Exercise - Answer with one number: the count of lines in this material that hold the word "country".

Data listing -
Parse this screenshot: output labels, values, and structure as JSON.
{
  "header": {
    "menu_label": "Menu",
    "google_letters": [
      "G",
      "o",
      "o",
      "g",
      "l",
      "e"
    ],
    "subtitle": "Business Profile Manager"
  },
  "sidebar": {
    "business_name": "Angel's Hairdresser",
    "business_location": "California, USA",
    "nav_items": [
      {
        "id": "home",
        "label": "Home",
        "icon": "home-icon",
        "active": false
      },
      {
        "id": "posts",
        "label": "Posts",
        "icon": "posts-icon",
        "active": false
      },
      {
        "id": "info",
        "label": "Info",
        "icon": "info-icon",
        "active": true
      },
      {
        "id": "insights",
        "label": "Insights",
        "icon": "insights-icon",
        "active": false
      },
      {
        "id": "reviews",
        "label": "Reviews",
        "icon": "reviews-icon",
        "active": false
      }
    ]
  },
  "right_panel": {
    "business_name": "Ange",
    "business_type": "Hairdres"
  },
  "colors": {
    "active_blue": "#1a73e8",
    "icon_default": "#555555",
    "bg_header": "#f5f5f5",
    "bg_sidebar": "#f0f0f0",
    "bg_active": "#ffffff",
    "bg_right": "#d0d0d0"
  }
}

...

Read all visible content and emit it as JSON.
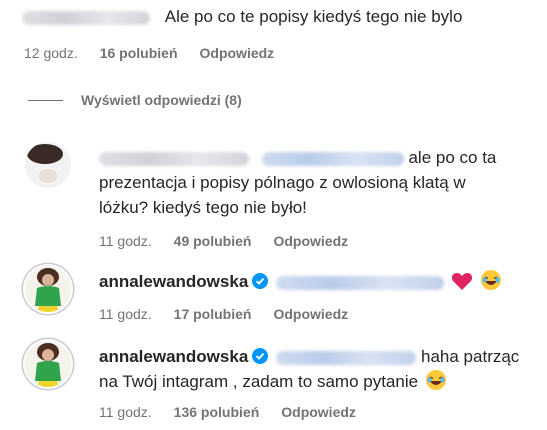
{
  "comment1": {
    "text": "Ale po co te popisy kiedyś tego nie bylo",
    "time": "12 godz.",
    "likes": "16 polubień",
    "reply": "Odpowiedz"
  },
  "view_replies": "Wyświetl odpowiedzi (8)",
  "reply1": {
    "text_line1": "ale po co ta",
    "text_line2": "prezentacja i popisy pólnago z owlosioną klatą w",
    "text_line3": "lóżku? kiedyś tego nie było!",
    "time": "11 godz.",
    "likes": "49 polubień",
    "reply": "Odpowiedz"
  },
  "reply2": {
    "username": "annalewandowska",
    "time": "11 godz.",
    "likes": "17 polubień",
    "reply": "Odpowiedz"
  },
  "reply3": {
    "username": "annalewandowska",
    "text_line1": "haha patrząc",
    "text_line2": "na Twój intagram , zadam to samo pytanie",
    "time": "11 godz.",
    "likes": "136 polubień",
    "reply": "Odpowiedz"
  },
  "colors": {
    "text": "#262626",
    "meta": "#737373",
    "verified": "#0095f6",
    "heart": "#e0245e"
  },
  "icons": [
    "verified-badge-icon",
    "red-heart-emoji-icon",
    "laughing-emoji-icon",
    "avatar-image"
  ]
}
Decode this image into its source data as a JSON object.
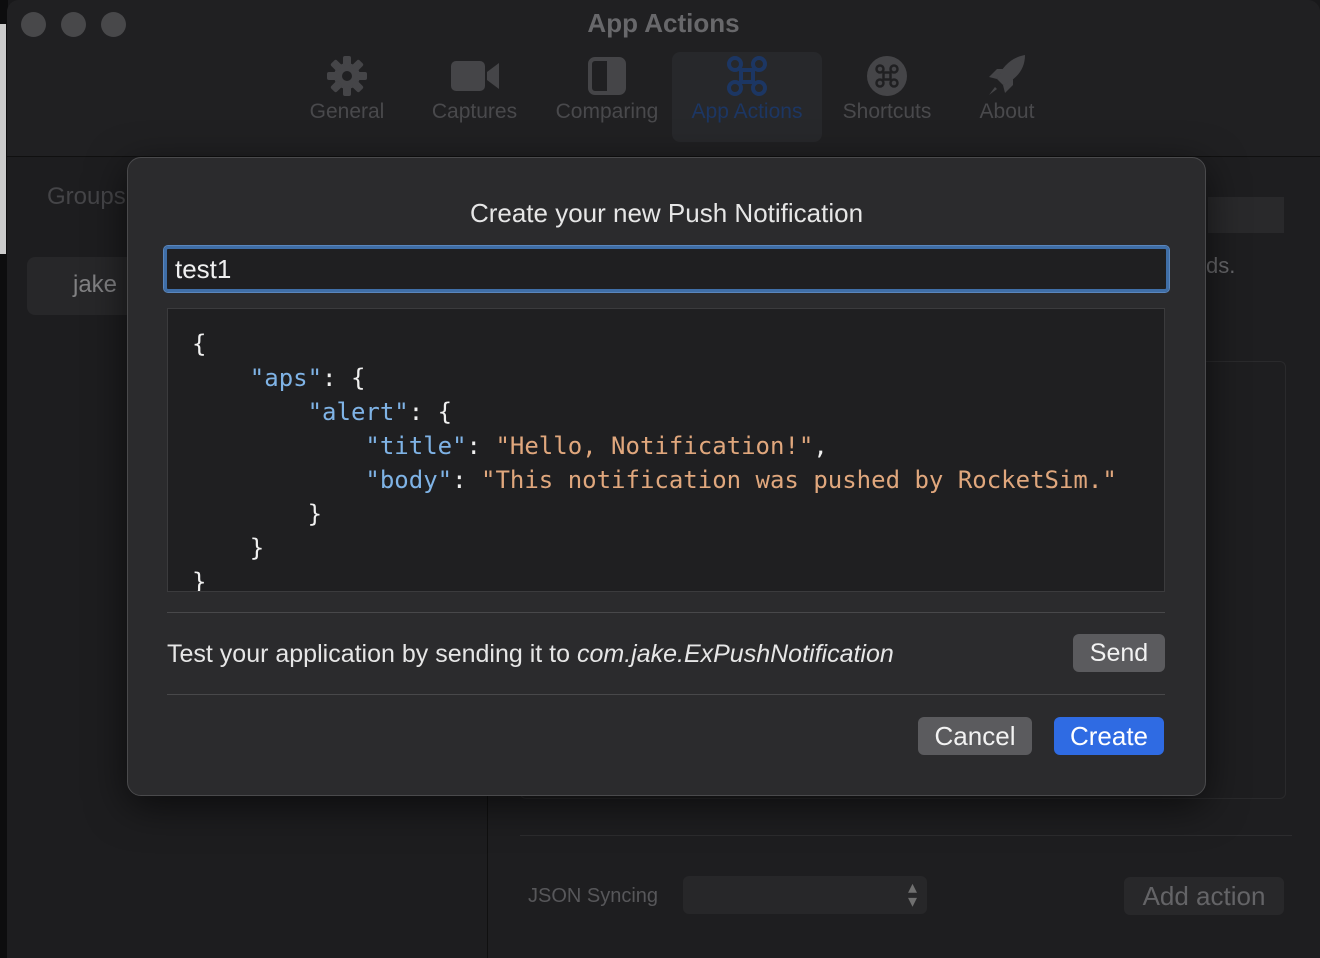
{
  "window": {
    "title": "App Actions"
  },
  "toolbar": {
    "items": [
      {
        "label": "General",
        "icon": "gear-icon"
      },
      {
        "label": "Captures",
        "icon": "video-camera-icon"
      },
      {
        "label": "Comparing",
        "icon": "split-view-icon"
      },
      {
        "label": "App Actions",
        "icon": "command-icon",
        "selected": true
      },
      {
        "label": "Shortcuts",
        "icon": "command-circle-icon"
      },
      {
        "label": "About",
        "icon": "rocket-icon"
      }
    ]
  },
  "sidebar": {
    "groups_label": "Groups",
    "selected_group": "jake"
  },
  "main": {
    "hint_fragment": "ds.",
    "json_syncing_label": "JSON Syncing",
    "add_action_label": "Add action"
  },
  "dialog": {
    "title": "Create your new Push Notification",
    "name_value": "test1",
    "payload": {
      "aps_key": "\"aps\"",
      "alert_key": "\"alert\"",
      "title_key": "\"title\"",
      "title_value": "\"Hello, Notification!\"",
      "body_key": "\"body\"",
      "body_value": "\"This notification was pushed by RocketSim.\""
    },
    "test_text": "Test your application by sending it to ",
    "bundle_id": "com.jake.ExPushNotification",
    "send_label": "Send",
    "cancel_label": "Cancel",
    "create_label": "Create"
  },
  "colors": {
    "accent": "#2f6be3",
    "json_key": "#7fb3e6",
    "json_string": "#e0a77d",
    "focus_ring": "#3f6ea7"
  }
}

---

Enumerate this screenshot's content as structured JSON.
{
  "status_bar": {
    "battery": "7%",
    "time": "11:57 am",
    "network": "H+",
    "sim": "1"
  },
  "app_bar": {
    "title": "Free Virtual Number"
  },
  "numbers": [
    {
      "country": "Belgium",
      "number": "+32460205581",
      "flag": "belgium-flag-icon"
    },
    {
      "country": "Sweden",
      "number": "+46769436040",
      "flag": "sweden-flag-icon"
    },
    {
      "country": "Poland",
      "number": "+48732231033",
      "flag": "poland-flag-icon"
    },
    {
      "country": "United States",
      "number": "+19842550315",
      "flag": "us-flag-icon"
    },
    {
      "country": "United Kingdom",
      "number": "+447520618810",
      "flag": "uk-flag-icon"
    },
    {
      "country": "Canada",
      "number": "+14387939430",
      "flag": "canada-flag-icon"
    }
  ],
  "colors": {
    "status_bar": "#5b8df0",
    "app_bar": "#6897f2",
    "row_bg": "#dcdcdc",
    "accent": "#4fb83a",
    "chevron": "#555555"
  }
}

Expected answer - 6